The Cultural Atlas was developed to supplement the Cultural Competence Program (CCP). While the Cultural Atlas will provide users with meaningful insights into the cultural norms of other countries, undertaking the Cultural Competence Program will support a more structured knowledge of cultural features. The program develops understanding around key elements of cultural communication, and emphasises the importance of effective cross-cultural relations. It features real life stories, engaging learning activities and provides practical support in working within Australia’s diverse cultural landscape. For more information about the course, please visit the Cultural Competence Program website.
Project Leaders: Nina Evason & Chara Scroope.
Consultant: Robert Bean of Cultural Diversity Services Pty Ltd.
Team: Robert Macias, Leon Coningham, Linda Karlsson, Arun Malik, Justin Endacott, Luke Latimer & Nicole Sorensen.
The following are a selection of people that assisted in contributing their knowledge to the Cultural Atlas:

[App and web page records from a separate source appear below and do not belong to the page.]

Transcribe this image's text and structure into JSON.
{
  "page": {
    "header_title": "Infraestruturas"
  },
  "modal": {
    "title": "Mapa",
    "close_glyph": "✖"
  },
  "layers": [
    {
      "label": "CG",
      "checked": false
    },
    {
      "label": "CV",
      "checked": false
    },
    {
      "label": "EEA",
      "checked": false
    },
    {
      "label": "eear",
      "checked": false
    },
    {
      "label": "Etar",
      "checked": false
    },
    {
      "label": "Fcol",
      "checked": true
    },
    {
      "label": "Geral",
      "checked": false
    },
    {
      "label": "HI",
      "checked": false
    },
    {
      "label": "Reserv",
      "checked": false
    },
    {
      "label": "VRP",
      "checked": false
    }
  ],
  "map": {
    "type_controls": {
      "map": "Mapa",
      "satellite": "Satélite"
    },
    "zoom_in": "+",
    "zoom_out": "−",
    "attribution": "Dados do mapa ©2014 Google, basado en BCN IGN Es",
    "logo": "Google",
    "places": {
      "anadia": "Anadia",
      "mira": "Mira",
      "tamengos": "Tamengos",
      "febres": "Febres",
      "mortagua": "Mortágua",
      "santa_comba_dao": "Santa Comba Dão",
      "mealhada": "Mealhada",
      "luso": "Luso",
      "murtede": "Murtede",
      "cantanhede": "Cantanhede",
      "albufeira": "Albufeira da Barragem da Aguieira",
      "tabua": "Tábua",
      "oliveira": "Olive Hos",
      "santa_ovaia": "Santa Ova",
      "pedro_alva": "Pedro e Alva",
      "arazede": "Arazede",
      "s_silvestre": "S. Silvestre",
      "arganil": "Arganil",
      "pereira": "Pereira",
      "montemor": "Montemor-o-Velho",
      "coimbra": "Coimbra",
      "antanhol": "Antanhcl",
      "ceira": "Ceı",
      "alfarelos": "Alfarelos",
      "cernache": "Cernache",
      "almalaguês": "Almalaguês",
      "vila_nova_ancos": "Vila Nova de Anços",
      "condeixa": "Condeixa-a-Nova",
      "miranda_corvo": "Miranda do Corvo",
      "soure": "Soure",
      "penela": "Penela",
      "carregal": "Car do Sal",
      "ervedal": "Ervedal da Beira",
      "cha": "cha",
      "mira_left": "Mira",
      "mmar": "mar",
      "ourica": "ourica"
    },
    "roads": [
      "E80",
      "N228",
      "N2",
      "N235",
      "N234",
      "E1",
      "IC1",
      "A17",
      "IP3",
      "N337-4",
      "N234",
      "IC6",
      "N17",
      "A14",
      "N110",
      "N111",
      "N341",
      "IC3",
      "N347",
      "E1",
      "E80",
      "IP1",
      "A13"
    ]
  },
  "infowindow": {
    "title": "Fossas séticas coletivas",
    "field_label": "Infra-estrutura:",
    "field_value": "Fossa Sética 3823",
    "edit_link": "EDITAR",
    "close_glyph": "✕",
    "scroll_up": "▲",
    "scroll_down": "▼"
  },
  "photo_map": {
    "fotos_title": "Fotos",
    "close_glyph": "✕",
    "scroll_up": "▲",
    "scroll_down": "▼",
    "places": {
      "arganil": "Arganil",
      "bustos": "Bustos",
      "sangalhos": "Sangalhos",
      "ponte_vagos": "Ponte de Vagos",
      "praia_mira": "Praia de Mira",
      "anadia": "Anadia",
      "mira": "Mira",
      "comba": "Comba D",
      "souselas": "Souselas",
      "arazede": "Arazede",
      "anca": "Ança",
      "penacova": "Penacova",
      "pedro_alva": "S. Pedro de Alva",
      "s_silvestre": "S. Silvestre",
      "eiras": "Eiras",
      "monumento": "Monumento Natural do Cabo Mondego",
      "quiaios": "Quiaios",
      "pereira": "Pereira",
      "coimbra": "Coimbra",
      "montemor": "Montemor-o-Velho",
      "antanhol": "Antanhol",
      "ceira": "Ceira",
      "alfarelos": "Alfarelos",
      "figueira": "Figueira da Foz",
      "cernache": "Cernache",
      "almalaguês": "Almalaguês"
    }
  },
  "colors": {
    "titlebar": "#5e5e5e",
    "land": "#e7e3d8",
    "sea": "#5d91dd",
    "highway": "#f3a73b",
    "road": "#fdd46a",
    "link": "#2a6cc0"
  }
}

Adam Cauchi & the Cauchi family, Adbul Celil Gelim, Ahmad Shuja, Aleks Milinkovic & the Milinkovic family, Amir Bukic, Andrea van Doore-Nave, Andrew Bolton, Anneke Mackay-Smith, Anurodh Khana, Arahat Sundar Tuladhar, Archford Kahondo, Arliss Adou, Arun Malik, Behrooz Farahnakian, Brody Willys, Bunu Gautam, Chan Then Chap, Chen Shuyu, Christian Froelicher, Christophe Mallet, Cuthbert Kahondo, Daniel Grima, Daria Karasyova, Dasha Moskalenko, David Forde, Diana Lopes, Dimitrija Krstevski, Dimitris Limnatitis, Efthymios Kallos, Elizabeth Willys, Elsa Tsang, Emily Scroope, Emily Westmoreland, Emma Minami, Fotis Skordou, George Georgiou and the Georgiou family, Gottfried Dorweiler, Hayan Mezher, Hector Flores, Holly Qi, Humaira Gul Saeed, Huyam Hamid, Isaac Salisbury, Iti Memon, Imane Belayachi, James Vongdara, James Yu, Jean-Noel Ducasse, Jeff Chau, Jimena Escobar, Joey Owens, John de Bhal, John Deng, Juanita Ochoa Villamizar, Juliana Santos Abrao, Katherine Méndez González, Kane Malsen, Kaylee Brussow, Ketsada Soysouvanh, Krystallia Tragouda, Kulasegaram Sanchayan, Kumud Merani, LiLi Zhou, Linda Karlsson, Lucila Renya, Luis Demetrio Moreno Calvillo, Macarena Muru, Magdalena Kuyang, Malgosia Zlobicki, Mandy Brussow, Maria Bui, Maria Schleicher, Marie Myssy, Marie Salisbury, Marina Gendy, Marta Bartovak, Martina Vuckovac, Maxime Jaulin, Mehdi Zakerhossein, Merry Ha, Mersija Mujic, Michael Ngatama, Michael Willys, Michelle Pyae, Michelle Willys, Miriam Rivas, Moe Hasani, Monika Andrew, Nila Achia, Nontaporn Kukuntod, Oli Stoj, Omar Ibrahim, Paola Realpe Meneses, Pedro Ramos & the Ramos family, Pratish Moloo, Radica Bojkovska, Raghull Morty, Raquel Leiva Velasco, Renata Buziak, Rebecca Elliot, Richard Bent, Ricky Onggokusumo, Robert Macias, Ronald Manila, Rose Rillera, Sahib Nazari, Sam Finerty, Santiago Vargas Perilla, Seng Long, Shad Ali, Sikshya Rajyalaxmi Rana, Sylvia Ogola, Simon Chap, Somphong Sihaphonh, Sonet Chap, Sonia Caton, Swaleha Ali, Takuya Katagai, Tatiana Murasheva, Terrell Oung, Veta Taufu & the Taufu family and Yang Joong Joo.
In addition to the support received from SBS, SBS Radio and Multicultural NSW, we would also like to particularly thank the Queensland Intercultural Society, Latin America Community of Australia (QLD), Syrian Australian Association of Queensland the University of Queensland South Pacific Islander Association, the UQ Nepalese Society, 4EBFM Ethnic Community Radio, Lisboa Caffe, Portuguese Honorary Consulate in Brisbane and the Federation of Indian Communities Queensland for their cooperation and input.